▸ **EXERCISE OBJECTIVE**: Please write out the data that follows, word for word.

Website and app data records:
• • • • •

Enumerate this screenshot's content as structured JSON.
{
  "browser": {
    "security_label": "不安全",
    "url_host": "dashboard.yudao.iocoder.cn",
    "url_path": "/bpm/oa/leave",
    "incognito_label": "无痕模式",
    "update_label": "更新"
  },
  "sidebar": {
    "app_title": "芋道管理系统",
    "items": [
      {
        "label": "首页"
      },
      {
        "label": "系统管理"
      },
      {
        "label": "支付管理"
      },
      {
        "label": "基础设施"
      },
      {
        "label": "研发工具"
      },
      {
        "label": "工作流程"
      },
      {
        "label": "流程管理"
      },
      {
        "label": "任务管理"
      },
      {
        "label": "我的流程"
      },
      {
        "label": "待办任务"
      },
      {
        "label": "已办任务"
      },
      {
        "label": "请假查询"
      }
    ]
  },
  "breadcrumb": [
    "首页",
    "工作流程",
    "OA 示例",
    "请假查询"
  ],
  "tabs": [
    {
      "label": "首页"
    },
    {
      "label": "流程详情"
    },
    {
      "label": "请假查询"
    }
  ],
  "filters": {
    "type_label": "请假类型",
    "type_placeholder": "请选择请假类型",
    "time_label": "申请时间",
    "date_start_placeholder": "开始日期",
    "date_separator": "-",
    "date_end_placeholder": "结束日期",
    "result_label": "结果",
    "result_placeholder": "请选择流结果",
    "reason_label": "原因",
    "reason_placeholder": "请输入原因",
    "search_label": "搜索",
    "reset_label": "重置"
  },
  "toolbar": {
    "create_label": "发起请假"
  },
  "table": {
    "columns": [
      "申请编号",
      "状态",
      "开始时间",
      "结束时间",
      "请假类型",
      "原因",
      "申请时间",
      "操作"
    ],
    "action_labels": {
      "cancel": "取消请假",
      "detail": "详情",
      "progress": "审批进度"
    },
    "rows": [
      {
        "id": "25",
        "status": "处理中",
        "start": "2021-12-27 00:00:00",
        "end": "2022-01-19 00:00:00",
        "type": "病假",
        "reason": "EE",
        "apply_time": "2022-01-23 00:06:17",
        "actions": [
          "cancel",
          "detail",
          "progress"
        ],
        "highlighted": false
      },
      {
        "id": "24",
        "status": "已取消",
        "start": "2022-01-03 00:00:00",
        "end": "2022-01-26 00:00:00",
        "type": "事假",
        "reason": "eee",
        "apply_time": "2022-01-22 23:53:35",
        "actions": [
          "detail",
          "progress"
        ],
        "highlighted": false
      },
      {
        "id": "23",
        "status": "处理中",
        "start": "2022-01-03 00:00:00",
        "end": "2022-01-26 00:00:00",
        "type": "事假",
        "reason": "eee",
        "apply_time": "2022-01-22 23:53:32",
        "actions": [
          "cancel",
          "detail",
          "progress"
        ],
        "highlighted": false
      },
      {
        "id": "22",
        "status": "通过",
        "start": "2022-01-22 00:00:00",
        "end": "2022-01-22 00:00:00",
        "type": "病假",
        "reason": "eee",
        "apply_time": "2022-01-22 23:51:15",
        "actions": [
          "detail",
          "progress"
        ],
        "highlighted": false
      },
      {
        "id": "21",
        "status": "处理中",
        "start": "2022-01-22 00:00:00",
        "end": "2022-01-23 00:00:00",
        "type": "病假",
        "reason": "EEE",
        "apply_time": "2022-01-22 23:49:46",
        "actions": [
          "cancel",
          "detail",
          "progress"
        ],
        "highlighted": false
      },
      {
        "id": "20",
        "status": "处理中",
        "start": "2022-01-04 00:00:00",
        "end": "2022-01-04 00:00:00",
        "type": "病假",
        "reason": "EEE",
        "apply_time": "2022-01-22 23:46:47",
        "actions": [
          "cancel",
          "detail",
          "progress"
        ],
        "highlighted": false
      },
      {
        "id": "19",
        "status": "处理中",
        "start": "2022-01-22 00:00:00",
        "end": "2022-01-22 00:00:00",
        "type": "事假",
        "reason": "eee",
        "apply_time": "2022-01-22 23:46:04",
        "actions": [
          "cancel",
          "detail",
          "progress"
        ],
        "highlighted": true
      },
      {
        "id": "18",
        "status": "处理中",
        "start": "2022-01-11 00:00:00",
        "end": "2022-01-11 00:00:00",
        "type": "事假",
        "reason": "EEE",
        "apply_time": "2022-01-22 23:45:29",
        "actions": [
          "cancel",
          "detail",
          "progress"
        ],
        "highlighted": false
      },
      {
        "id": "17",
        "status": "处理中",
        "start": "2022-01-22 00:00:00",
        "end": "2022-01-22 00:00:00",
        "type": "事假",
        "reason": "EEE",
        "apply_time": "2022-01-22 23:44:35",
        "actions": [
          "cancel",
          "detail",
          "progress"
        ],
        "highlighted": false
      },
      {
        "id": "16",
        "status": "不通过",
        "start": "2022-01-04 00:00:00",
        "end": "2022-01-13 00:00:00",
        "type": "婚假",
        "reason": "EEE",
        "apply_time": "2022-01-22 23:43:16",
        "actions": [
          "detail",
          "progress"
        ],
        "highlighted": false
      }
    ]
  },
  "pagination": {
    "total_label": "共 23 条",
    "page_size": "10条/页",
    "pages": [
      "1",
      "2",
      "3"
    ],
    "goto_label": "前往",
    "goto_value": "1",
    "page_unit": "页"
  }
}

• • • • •

▸ **RESULT**:
Enumerate this screenshot's content as structured JSON.
{
  "browser": {
    "security_label": "不安全",
    "url_host": "dashboard.yudao.iocoder.cn",
    "url_path": "/bpm/oa/leave",
    "incognito_label": "无痕模式",
    "update_label": "更新"
  },
  "sidebar": {
    "app_title": "芋道管理系统",
    "items": [
      {
        "label": "首页"
      },
      {
        "label": "系统管理"
      },
      {
        "label": "支付管理"
      },
      {
        "label": "基础设施"
      },
      {
        "label": "研发工具"
      },
      {
        "label": "工作流程"
      },
      {
        "label": "流程管理"
      },
      {
        "label": "任务管理"
      },
      {
        "label": "我的流程"
      },
      {
        "label": "待办任务"
      },
      {
        "label": "已办任务"
      },
      {
        "label": "请假查询"
      }
    ]
  },
  "breadcrumb": [
    "首页",
    "工作流程",
    "OA 示例",
    "请假查询"
  ],
  "tabs": [
    {
      "label": "首页"
    },
    {
      "label": "流程详情"
    },
    {
      "label": "请假查询"
    }
  ],
  "filters": {
    "type_label": "请假类型",
    "type_placeholder": "请选择请假类型",
    "time_label": "申请时间",
    "date_start_placeholder": "开始日期",
    "date_separator": "-",
    "date_end_placeholder": "结束日期",
    "result_label": "结果",
    "result_placeholder": "请选择流结果",
    "reason_label": "原因",
    "reason_placeholder": "请输入原因",
    "search_label": "搜索",
    "reset_label": "重置"
  },
  "toolbar": {
    "create_label": "发起请假"
  },
  "table": {
    "columns": [
      "申请编号",
      "状态",
      "开始时间",
      "结束时间",
      "请假类型",
      "原因",
      "申请时间",
      "操作"
    ],
    "action_labels": {
      "cancel": "取消请假",
      "detail": "详情",
      "progress": "审批进度"
    },
    "rows": [
      {
        "id": "25",
        "status": "处理中",
        "start": "2021-12-27 00:00:00",
        "end": "2022-01-19 00:00:00",
        "type": "病假",
        "reason": "EE",
        "apply_time": "2022-01-23 00:06:17",
        "actions": [
          "cancel",
          "detail",
          "progress"
        ],
        "highlighted": false
      },
      {
        "id": "24",
        "status": "已取消",
        "start": "2022-01-03 00:00:00",
        "end": "2022-01-26 00:00:00",
        "type": "事假",
        "reason": "eee",
        "apply_time": "2022-01-22 23:53:35",
        "actions": [
          "detail",
          "progress"
        ],
        "highlighted": false
      },
      {
        "id": "23",
        "status": "处理中",
        "start": "2022-01-03 00:00:00",
        "end": "2022-01-26 00:00:00",
        "type": "事假",
        "reason": "eee",
        "apply_time": "2022-01-22 23:53:32",
        "actions": [
          "cancel",
          "detail",
          "progress"
        ],
        "highlighted": false
      },
      {
        "id": "22",
        "status": "通过",
        "start": "2022-01-22 00:00:00",
        "end": "2022-01-22 00:00:00",
        "type": "病假",
        "reason": "eee",
        "apply_time": "2022-01-22 23:51:15",
        "actions": [
          "detail",
          "progress"
        ],
        "highlighted": false
      },
      {
        "id": "21",
        "status": "处理中",
        "start": "2022-01-22 00:00:00",
        "end": "2022-01-23 00:00:00",
        "type": "病假",
        "reason": "EEE",
        "apply_time": "2022-01-22 23:49:46",
        "actions": [
          "cancel",
          "detail",
          "progress"
        ],
        "highlighted": false
      },
      {
        "id": "20",
        "status": "处理中",
        "start": "2022-01-04 00:00:00",
        "end": "2022-01-04 00:00:00",
        "type": "病假",
        "reason": "EEE",
        "apply_time": "2022-01-22 23:46:47",
        "actions": [
          "cancel",
          "detail",
          "progress"
        ],
        "highlighted": false
      },
      {
        "id": "19",
        "status": "处理中",
        "start": "2022-01-22 00:00:00",
        "end": "2022-01-22 00:00:00",
        "type": "事假",
        "reason": "eee",
        "apply_time": "2022-01-22 23:46:04",
        "actions": [
          "cancel",
          "detail",
          "progress"
        ],
        "highlighted": true
      },
      {
        "id": "18",
        "status": "处理中",
        "start": "2022-01-11 00:00:00",
        "end": "2022-01-11 00:00:00",
        "type": "事假",
        "reason": "EEE",
        "apply_time": "2022-01-22 23:45:29",
        "actions": [
          "cancel",
          "detail",
          "progress"
        ],
        "highlighted": false
      },
      {
        "id": "17",
        "status": "处理中",
        "start": "2022-01-22 00:00:00",
        "end": "2022-01-22 00:00:00",
        "type": "事假",
        "reason": "EEE",
        "apply_time": "2022-01-22 23:44:35",
        "actions": [
          "cancel",
          "detail",
          "progress"
        ],
        "highlighted": false
      },
      {
        "id": "16",
        "status": "不通过",
        "start": "2022-01-04 00:00:00",
        "end": "2022-01-13 00:00:00",
        "type": "婚假",
        "reason": "EEE",
        "apply_time": "2022-01-22 23:43:16",
        "actions": [
          "detail",
          "progress"
        ],
        "highlighted": false
      }
    ]
  },
  "pagination": {
    "total_label": "共 23 条",
    "page_size": "10条/页",
    "pages": [
      "1",
      "2",
      "3"
    ],
    "goto_label": "前往",
    "goto_value": "1",
    "page_unit": "页"
  }
}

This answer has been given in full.